There were a large number of singles culled from the album, much like Michael Jackson’s Thriller, except with an even shriller, scarier looking man-child lead singer. Although unlike Thriller there was not a sole charting entry to speak of. In 1981, before RCA snapped them up for their major label début, The Krankies released Fan-Dabi-Dozi as a single with Wee Jimmy Krankie as a b-side. The aforementioned Pete Kerr wrote and produced Fan-Dabi-Dozi which has a definite disco Wombles-glam stomp about it. The lyrics are shamelessly culled from nursery rhymes and peppered with some appallingly bad jokes courtesy of The Krankies. Wee Jimmy Krankie is a manifesto from the demonic, diminutive imp himself, and is a record of a happy carefree time when corporal punishment ruled in school. A time when canes and the occasional hefty clout achieved what understanding, love, prescription drugs and counselling largely fail to do these days.
We’re Going To Spain enjoyed two separate single releases; first in 1981 as the b-side for Jimmy’s Gang and subsequently as an a-side in its own right. The concept of Jimmy’s Gang actually existed, a fan club for the miniature mite being launched on Crackerjack as a means for misbehaving, annoying children everywhere to join in a mass movement, with the reward of free badges for their unquestioning subservience. The song sounds much like a Nazi rally would if the Bay City Rollers had been around in Nuremberg at the time and were off their heads on speed. It’s a treasure alright.

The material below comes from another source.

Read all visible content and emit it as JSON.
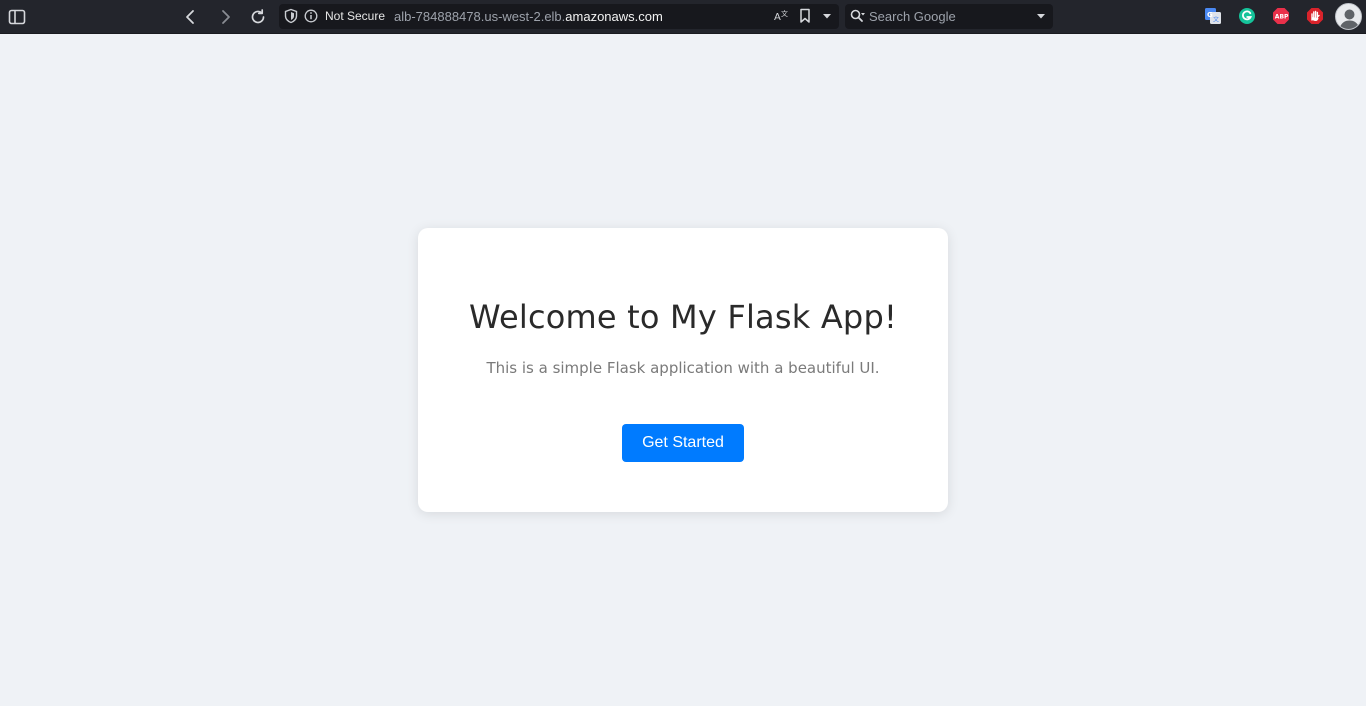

We’re Going To Spain is a holiday novelty hit that sadly never became a hit. Twice. When it first appeared, We’re Going To Spain was a catchy well-constructed holiday novelty song, capitalising on the fortuitous rhyme of ‘Spain’ with ‘on an aeroplane’. It grated certainly, but no more than many other holiday songs that became hits. On its re-release as an a-side in 1982 it became, thanks to Scotland’s qualification for the World Cup Finals in Spain, a well-constructed football song that grated a lot less than many other football songs and which also failed to chart. This despite the genius of Pete Kerr and The Krankies upping their game by rhyming ‘holiday’ with ‘Sandy’ (the official SFA mascot) as well as ‘plane’ and ‘Spain’ with ‘play the game’.

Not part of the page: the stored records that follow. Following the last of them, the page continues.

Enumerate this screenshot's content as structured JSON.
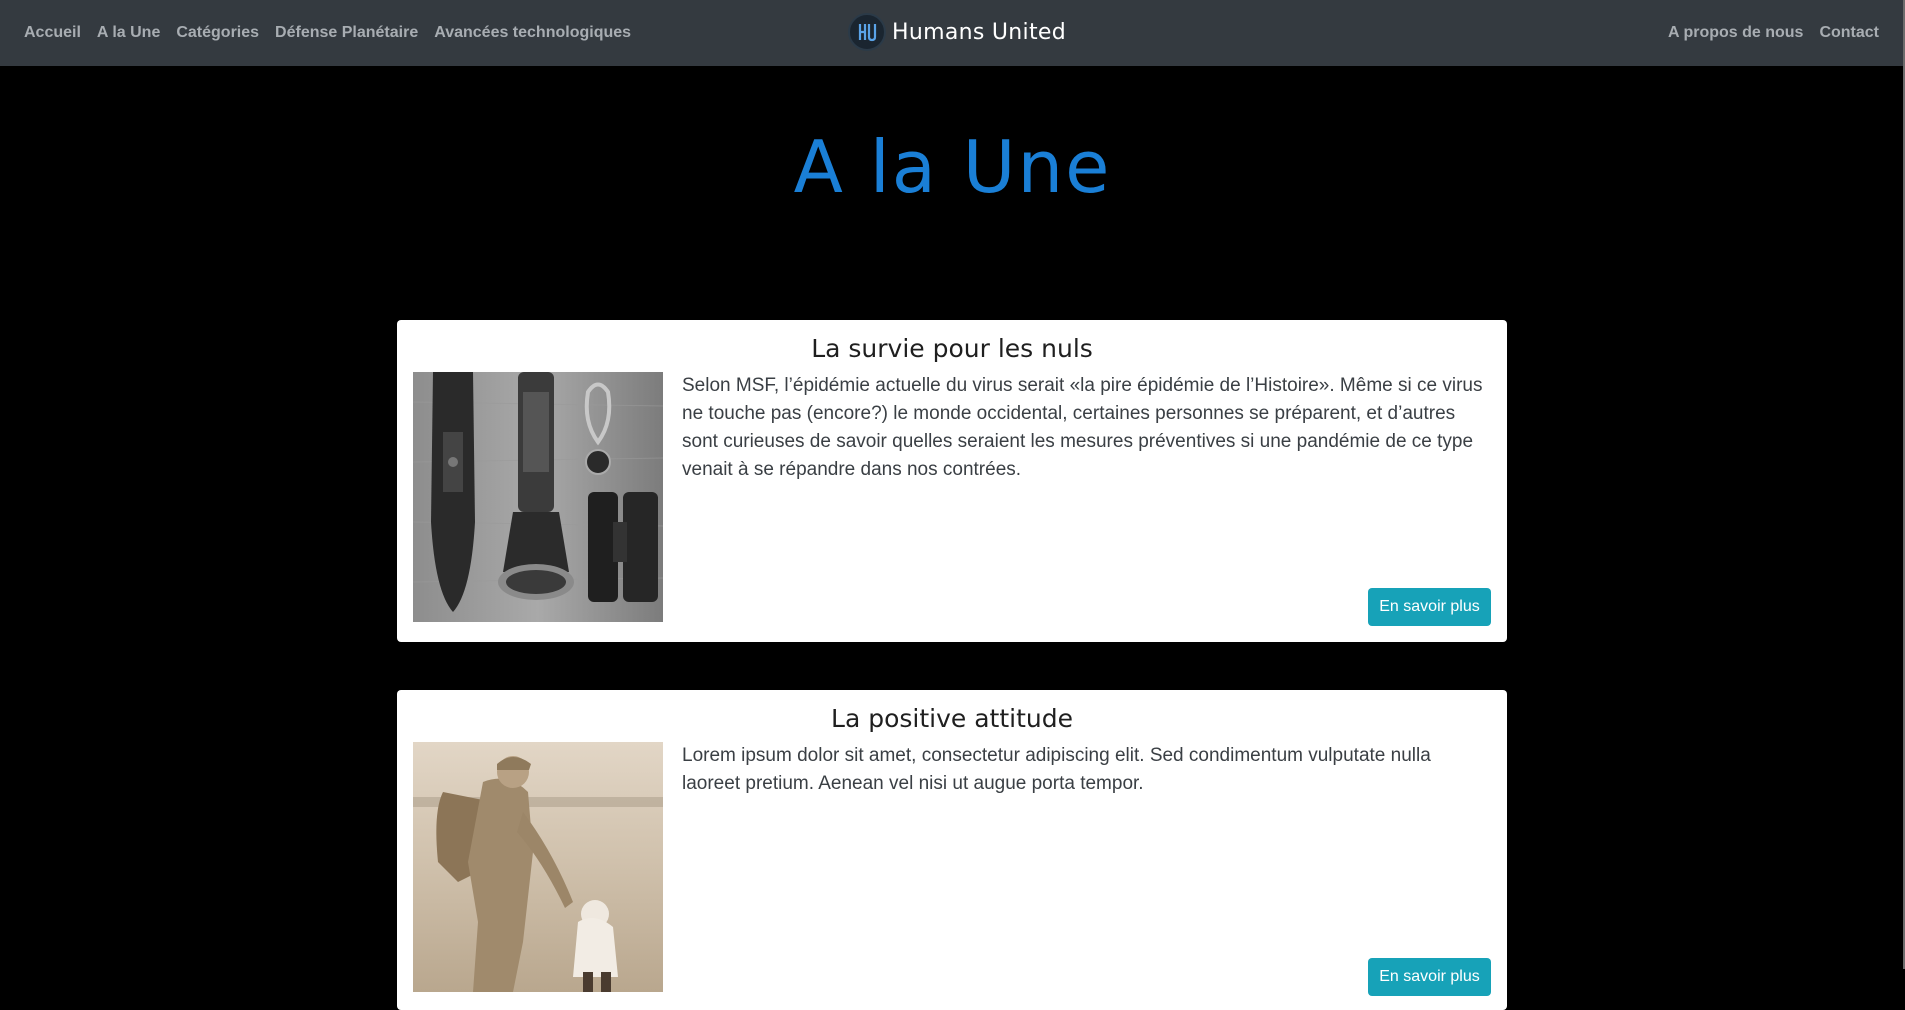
{
  "nav": {
    "left": [
      "Accueil",
      "A la Une",
      "Catégories",
      "Défense Planétaire",
      "Avancées technologiques"
    ],
    "right": [
      "A propos de nous",
      "Contact"
    ],
    "brand": "Humans United"
  },
  "page": {
    "title": "A la Une"
  },
  "articles": [
    {
      "title": "La survie pour les nuls",
      "text": "Selon MSF, l’épidémie actuelle du virus serait «la pire épidémie de l’Histoire». Même si ce virus ne touche pas (encore?) le monde occidental, certaines personnes se préparent, et d’autres sont curieuses de savoir quelles seraient les mesures préventives si une pandémie de ce type venait à se répandre dans nos contrées.",
      "button": "En savoir plus"
    },
    {
      "title": "La positive attitude",
      "text": "Lorem ipsum dolor sit amet, consectetur adipiscing elit. Sed condimentum vulputate nulla laoreet pretium. Aenean vel nisi ut augue porta tempor.",
      "button": "En savoir plus"
    }
  ],
  "colors": {
    "navbar": "#343a40",
    "accent": "#1a7fd6",
    "button": "#17a2b8"
  }
}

Despite being the Scottish FA’s official single for the tournament and a positive advert for the power of rhyming dictionaries, John Gordon-Sinclair had the hit with the much dourer and frankly less enjoyable We Have a Dream. Thankfully, team Scotland no longer qualifies for international football tournaments, so such terrible novelty song dilemmas will not arise in the future.
To play us out, I present The Krankie Rock, the b-side of yet another failed single. The a-side Hubba Dubba Dooby is a competent piece of pounding rock that might have graced the output of any number of 70s glam bands. Only the odd jungle noises, high pitched trilling and bad jokes give away the fact that it was recorded by The Krankies rather than Mud or The Sweet.
The Krankie Rock is a competent novelty song that incorporates improbable dance moves and the line, “rock it to me Jimmy”. How it failed to be a hit is a mystery. Like Jailhouse Rock for impressionable under 10s everywhere here is The Krankie Rock:
The official site of The Krankies – swinging from a festive beanstalk somewhere near you: